DATA EXTRACT:
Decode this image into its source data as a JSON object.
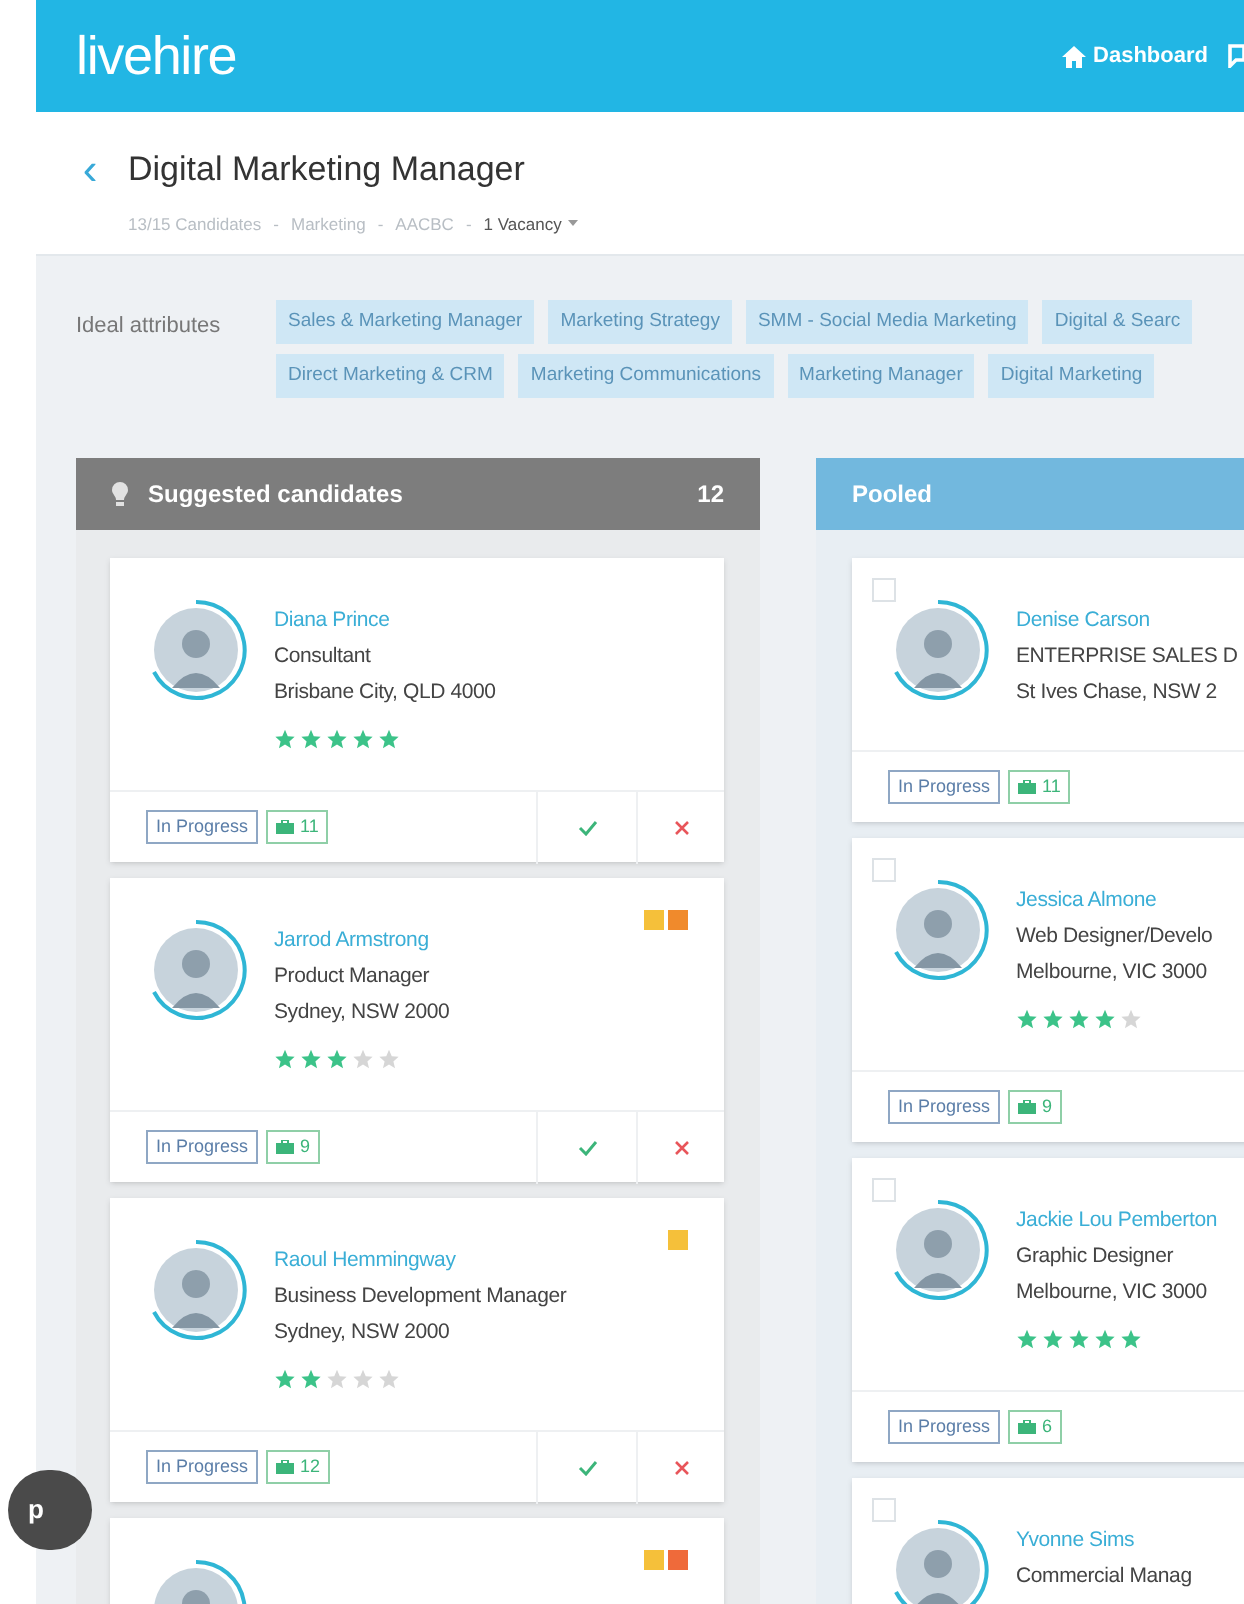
{
  "header": {
    "logo": {
      "light": "live",
      "bold": "hire"
    },
    "nav": [
      {
        "label": "Dashboard",
        "kind": "home"
      },
      {
        "kind": "chat"
      }
    ]
  },
  "job": {
    "back": "‹",
    "title": "Digital Marketing Manager",
    "breadcrumbs": [
      {
        "label": "13/15 Candidates",
        "dropdown": false
      },
      {
        "label": "Marketing",
        "dropdown": false
      },
      {
        "label": "AACBC",
        "dropdown": false
      },
      {
        "label": "1 Vacancy",
        "dropdown": true
      }
    ],
    "separator": "-"
  },
  "ideal_attributes": {
    "label": "Ideal attributes",
    "tags": [
      [
        "Sales & Marketing Manager",
        "Marketing Strategy",
        "SMM - Social Media Marketing",
        "Digital & Searc"
      ],
      [
        "Direct Marketing & CRM",
        "Marketing Communications",
        "Marketing Manager",
        "Digital Marketing"
      ]
    ]
  },
  "columns": [
    {
      "kind": "suggested",
      "title": "Suggested candidates",
      "count": "12",
      "cards": [
        {
          "name": "Diana Prince",
          "role": "Consultant",
          "location": "Brisbane City, QLD 4000",
          "stars": 5,
          "status": "In Progress",
          "count": "11"
        },
        {
          "name": "Jarrod Armstrong",
          "role": "Product Manager",
          "location": "Sydney, NSW 2000",
          "stars": 3,
          "status": "In Progress",
          "count": "9",
          "badges": [
            {
              "color": "#f5c03a"
            },
            {
              "color": "#f08a2c"
            }
          ]
        },
        {
          "name": "Raoul Hemmingway",
          "role": "Business Development Manager",
          "location": "Sydney, NSW 2000",
          "stars": 2,
          "status": "In Progress",
          "count": "12",
          "badges": [
            {
              "color": "#f5c03a"
            }
          ]
        },
        {
          "badges": [
            {
              "color": "#f5c03a"
            },
            {
              "color": "#ef6a3a"
            }
          ]
        }
      ]
    },
    {
      "kind": "pooled",
      "title": "Pooled",
      "cards": [
        {
          "checked": false,
          "name": "Denise Carson",
          "role": "ENTERPRISE SALES D",
          "location": "St Ives Chase, NSW 2",
          "status": "In Progress",
          "count": "11"
        },
        {
          "checked": false,
          "name": "Jessica Almone",
          "role": "Web Designer/Develo",
          "location": "Melbourne, VIC 3000",
          "stars": 4,
          "status": "In Progress",
          "count": "9"
        },
        {
          "checked": false,
          "name": "Jackie Lou Pemberton",
          "role": "Graphic Designer",
          "location": "Melbourne, VIC 3000",
          "stars": 5,
          "status": "In Progress",
          "count": "6"
        },
        {
          "checked": false,
          "name": "Yvonne Sims",
          "role": "Commercial Manag"
        }
      ]
    }
  ],
  "help_button": {
    "label": "p"
  }
}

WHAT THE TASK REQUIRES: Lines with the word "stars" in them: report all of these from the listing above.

TASK RESPONSE:
          "stars": 5,
          "stars": 3,
          "stars": 2,
          "stars": 4,
          "stars": 5,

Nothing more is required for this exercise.